Despite being available for more than a decade, the human papillomavirus (HPV) vaccination has received little attention in Texas. The goal of this study was to learn more about parents’ knowledge and attitudes regarding HPV and the HPV vaccination, as well as children’s experiences with the HPV vaccine, in a medically underserved, economically poor community. Researchers questioned parents/guardians of 4th–12th students in the Rio Grande City Consolidated Independent School District as part of a Cancer Prevention Research Institute of Texas-funded research to increase HPV vaccination rates (RGCCISD). Parents’ knowledge and attitudes, as well as their children’s vaccination experiences, were described using descriptive statistics. Sixty-two of the 7,055 questionnaires distributed were returned. Approximately 84 per cent of those polled were female. Female RGCCISD students with an average age of 11.7 1.8 years were represented by 57.1 per cent of the parents/guardians. Overall, 43.9 per cent received a referral from a healthcare practitioner, and 32.5 per cent got their kid vaccinated. If the responder was female and had a female kid under the age of 15, the proportion was higher. According to study responses, 28.2 per cent started their child on the HPV vaccination series, and 18.8 per cent finished it. Work/school scheduling difficulties and a lack of healthcare provider recommendations were among the barriers to adoption.

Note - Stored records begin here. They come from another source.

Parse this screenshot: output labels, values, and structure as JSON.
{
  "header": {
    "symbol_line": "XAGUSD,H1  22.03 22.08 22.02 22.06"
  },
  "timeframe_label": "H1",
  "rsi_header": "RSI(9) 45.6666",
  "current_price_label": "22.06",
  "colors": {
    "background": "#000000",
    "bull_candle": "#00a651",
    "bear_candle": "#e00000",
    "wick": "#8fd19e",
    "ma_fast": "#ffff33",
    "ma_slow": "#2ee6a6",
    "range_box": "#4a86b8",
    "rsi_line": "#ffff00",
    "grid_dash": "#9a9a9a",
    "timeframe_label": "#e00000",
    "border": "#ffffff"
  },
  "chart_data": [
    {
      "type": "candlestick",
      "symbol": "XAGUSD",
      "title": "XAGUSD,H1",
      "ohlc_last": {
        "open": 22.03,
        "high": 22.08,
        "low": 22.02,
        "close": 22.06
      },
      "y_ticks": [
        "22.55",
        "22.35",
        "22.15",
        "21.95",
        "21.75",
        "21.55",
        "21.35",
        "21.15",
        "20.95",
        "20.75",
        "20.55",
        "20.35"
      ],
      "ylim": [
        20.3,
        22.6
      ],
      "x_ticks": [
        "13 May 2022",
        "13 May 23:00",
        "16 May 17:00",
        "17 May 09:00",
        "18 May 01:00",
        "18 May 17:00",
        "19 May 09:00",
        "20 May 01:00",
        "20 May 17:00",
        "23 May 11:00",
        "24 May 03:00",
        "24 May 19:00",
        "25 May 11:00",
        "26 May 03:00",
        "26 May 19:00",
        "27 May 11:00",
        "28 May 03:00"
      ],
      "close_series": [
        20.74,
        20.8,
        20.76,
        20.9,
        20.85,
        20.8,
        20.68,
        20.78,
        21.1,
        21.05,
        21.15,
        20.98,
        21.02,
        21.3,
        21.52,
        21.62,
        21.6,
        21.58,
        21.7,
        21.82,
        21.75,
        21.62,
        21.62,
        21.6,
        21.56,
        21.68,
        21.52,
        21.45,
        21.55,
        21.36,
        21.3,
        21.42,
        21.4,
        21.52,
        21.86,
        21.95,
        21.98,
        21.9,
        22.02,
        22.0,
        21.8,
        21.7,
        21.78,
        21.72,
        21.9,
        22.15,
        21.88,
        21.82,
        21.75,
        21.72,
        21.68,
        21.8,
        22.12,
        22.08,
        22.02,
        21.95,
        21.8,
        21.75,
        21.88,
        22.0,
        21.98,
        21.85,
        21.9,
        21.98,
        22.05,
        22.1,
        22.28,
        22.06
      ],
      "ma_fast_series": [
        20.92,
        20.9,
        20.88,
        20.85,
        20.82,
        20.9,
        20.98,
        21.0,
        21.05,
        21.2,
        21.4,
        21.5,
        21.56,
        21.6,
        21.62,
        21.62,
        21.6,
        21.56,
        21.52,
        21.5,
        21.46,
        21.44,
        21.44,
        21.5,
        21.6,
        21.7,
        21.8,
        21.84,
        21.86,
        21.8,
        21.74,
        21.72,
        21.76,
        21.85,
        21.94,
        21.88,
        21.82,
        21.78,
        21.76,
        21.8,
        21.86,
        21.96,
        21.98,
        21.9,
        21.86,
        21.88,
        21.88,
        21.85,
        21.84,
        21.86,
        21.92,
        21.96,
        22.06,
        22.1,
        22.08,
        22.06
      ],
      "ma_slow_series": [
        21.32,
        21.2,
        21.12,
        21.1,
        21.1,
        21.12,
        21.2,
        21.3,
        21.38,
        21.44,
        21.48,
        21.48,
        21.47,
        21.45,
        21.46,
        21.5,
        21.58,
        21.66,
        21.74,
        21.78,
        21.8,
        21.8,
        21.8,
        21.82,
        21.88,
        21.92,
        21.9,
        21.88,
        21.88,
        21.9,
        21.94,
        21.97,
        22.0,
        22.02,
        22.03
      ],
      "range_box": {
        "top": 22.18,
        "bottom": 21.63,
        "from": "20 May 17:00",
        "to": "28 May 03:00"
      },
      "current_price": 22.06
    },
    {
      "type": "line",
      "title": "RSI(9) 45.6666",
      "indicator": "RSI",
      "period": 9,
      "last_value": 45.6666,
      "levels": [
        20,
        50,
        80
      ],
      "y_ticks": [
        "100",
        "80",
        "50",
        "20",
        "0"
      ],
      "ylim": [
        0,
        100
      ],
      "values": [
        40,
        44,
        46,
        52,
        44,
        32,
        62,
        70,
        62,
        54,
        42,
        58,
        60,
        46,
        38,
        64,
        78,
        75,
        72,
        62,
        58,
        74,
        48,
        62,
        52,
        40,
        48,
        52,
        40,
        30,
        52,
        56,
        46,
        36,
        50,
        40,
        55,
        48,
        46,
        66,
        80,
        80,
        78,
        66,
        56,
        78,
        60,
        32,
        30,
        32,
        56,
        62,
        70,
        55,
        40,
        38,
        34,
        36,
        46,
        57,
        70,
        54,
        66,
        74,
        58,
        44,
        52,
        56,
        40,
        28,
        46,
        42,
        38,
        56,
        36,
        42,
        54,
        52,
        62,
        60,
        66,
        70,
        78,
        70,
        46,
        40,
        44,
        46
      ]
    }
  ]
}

There are still significant disparities in parents’ and students’ awareness of HPV vaccination, vaccination gender preferences, and provider recommendations. Future initiatives must focus on increasing understanding and awareness of HPV, the HPV vaccination, and HPV-related malignancies among males and minority communities.